Muslim students and professors at the UA began fasting yesterday during Ramadan, a holy month-long holiday commemorating the revealing of the Quran.
Ramadan occurs during the ninth month of the Muslim calendar and lasts 29 to 30 days, depending on the sighting of the moon, said Scott C. Lucas, an assistant professor of Near Eastern studies.
During this time Muslims must refrain from all food, drink and sexual activity from daybreak until sunset, which can be quite difficult, Lucas said.
"It does require some discipline, especially when the temperatures are high and the days are long," Lucas said. "However, it is amazing how much work one can get done during the time one normally eats lunch."
The purpose of fasting is for purification and self-restraint, and also to thank God for revealing the Quran to the prophet Muhammad, said Miriam Hoda, a physiology senior and student coordinator of the Muslim Student Association.
Muslims are also supposed to avoid anger, control their temper and show compassion for the less fortunate during fasting, Hoda said.
"During this month only, Muslims believe that the gates of heaven are opened and the gates of hell are closed," Hoda said.
Although Muslims believe fasting is important during Ramadan, there are some exceptions to the rule.
Those who are excused from fasting are usually sick, traveling, too young or too old, women who are pregnant, and those who are mentally and/or physically handicapped, Hoda said.
Muslim Student Association activities chairman and Near Eastern studies graduate student Zachariah Azar said Ramadan generally puts a big emphasis on family.
"People invite friends and family and make communion together at sunset, breaking their fast together and praying in congregation together and (holding) nightly prayers at the mosque," Azar said.
Hoda said she traditionally celebrates Ramadan with her family.
"My parents would wake up my sister and I before the sun rises during Ramadan so we could all eat in the early morning," Hoda said. "Ramadan was a time where we could all take time out to concentrate on strengthening family bonds."
Now that Hoda is away from home to pursue her studies, she goes to the Islamic Center of Tucson, on First Street and Tyndall Avenue, for prayer.
"It's like a second family there; there are many people from different countries around the world all gathering to break their fast and pray in union," Hoda said.
Lucas said he personally celebrates Ramadan by improving his conduct.
"I try to be on my best behavior and take some extra time to read the Quran," Lucas said.
Sarah Dehaybi, a pre-physiology junior and president of the Muslim Student Association, said she also honors the holy month of Ramadan by reading the Quran as well.
"We wake every morning before the sun rises to eat.
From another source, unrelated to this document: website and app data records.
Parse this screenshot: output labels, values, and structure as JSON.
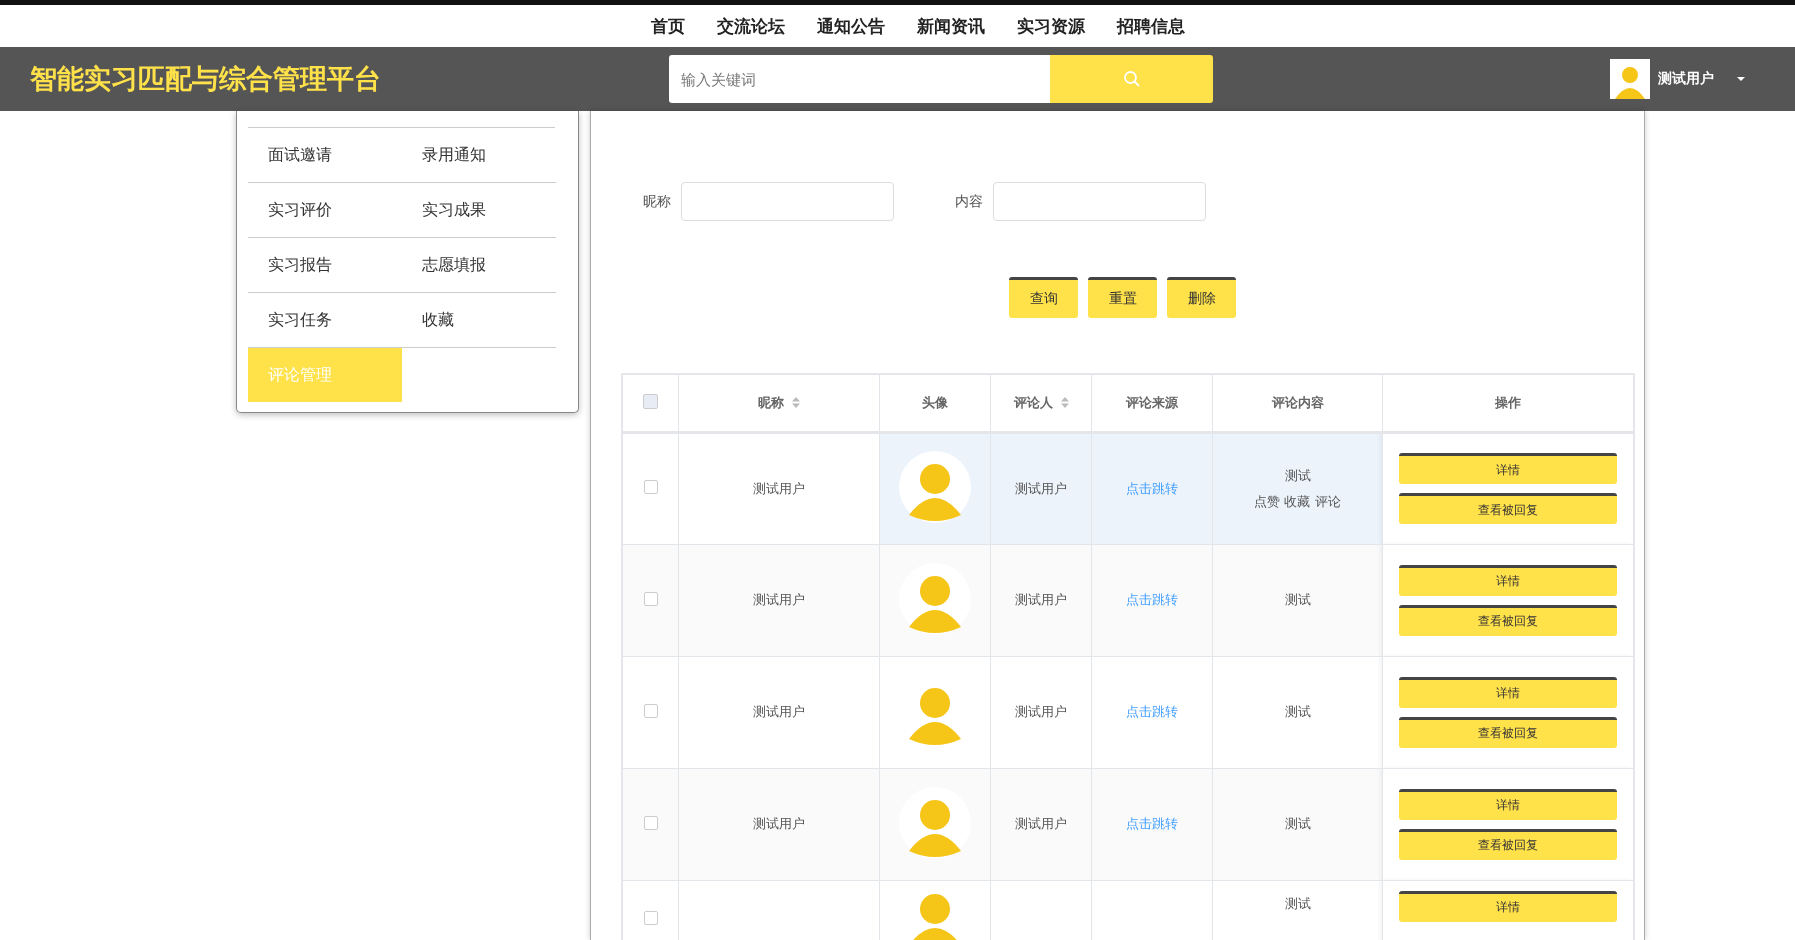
{
  "top_nav": [
    {
      "label": "首页"
    },
    {
      "label": "交流论坛"
    },
    {
      "label": "通知公告"
    },
    {
      "label": "新闻资讯"
    },
    {
      "label": "实习资源"
    },
    {
      "label": "招聘信息"
    }
  ],
  "header": {
    "title": "智能实习匹配与综合管理平台",
    "search": {
      "placeholder": "输入关键词"
    },
    "user": {
      "name": "测试用户"
    }
  },
  "side_menu": {
    "items": [
      {
        "label": "面试邀请",
        "selected": false
      },
      {
        "label": "录用通知",
        "selected": false
      },
      {
        "label": "实习评价",
        "selected": false
      },
      {
        "label": "实习成果",
        "selected": false
      },
      {
        "label": "实习报告",
        "selected": false
      },
      {
        "label": "志愿填报",
        "selected": false
      },
      {
        "label": "实习任务",
        "selected": false
      },
      {
        "label": "收藏",
        "selected": false
      },
      {
        "label": "评论管理",
        "selected": true
      }
    ]
  },
  "filters": [
    {
      "label": "昵称"
    },
    {
      "label": "内容"
    }
  ],
  "actions": [
    "查询",
    "重置",
    "删除"
  ],
  "table": {
    "select_all": {
      "checked": false
    },
    "columns": [
      {
        "kind": "checkbox"
      },
      {
        "kind": "text",
        "label": "昵称",
        "sortable": true
      },
      {
        "kind": "avatar",
        "label": "头像",
        "sortable": false
      },
      {
        "kind": "text",
        "label": "评论人",
        "sortable": true
      },
      {
        "kind": "link",
        "label": "评论来源",
        "sortable": false
      },
      {
        "kind": "content",
        "label": "评论内容",
        "sortable": false
      },
      {
        "kind": "actions",
        "label": "操作",
        "sortable": false
      }
    ],
    "rows": [
      {
        "checked": false,
        "highlighted": true,
        "nickname": "测试用户",
        "commenter": "测试用户",
        "source": "点击跳转",
        "content": [
          "测试",
          "点赞 收藏 评论"
        ],
        "buttons": [
          "详情",
          "查看被回复"
        ]
      },
      {
        "checked": false,
        "highlighted": false,
        "nickname": "测试用户",
        "commenter": "测试用户",
        "source": "点击跳转",
        "content": [
          "测试"
        ],
        "buttons": [
          "详情",
          "查看被回复"
        ]
      },
      {
        "checked": false,
        "highlighted": false,
        "nickname": "测试用户",
        "commenter": "测试用户",
        "source": "点击跳转",
        "content": [
          "测试"
        ],
        "buttons": [
          "详情",
          "查看被回复"
        ]
      },
      {
        "checked": false,
        "highlighted": false,
        "nickname": "测试用户",
        "commenter": "测试用户",
        "source": "点击跳转",
        "content": [
          "测试"
        ],
        "buttons": [
          "详情",
          "查看被回复"
        ]
      },
      {
        "checked": false,
        "highlighted": false,
        "content": [
          "测试"
        ],
        "buttons": [
          "详情"
        ]
      }
    ]
  }
}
After eating, we read the Quran and wait to pray the predawn prayer," Dehaybi said.
Muslims will mark the completion of the fast Nov. 4 by celebrating the holy day of Eid ul Fitr, Lucas said.
Traditionally, families and friends gather on this day to commemorate the holy month.
"The holiday or Eid occurs during the days immediately after Ramadan," Lucas said.
Overall, Lucas said, Ramadan is a crucial part of the Muslim faith.
"I think that it is safe to say that Ramadan is the most special month for most Muslims," Lucas said.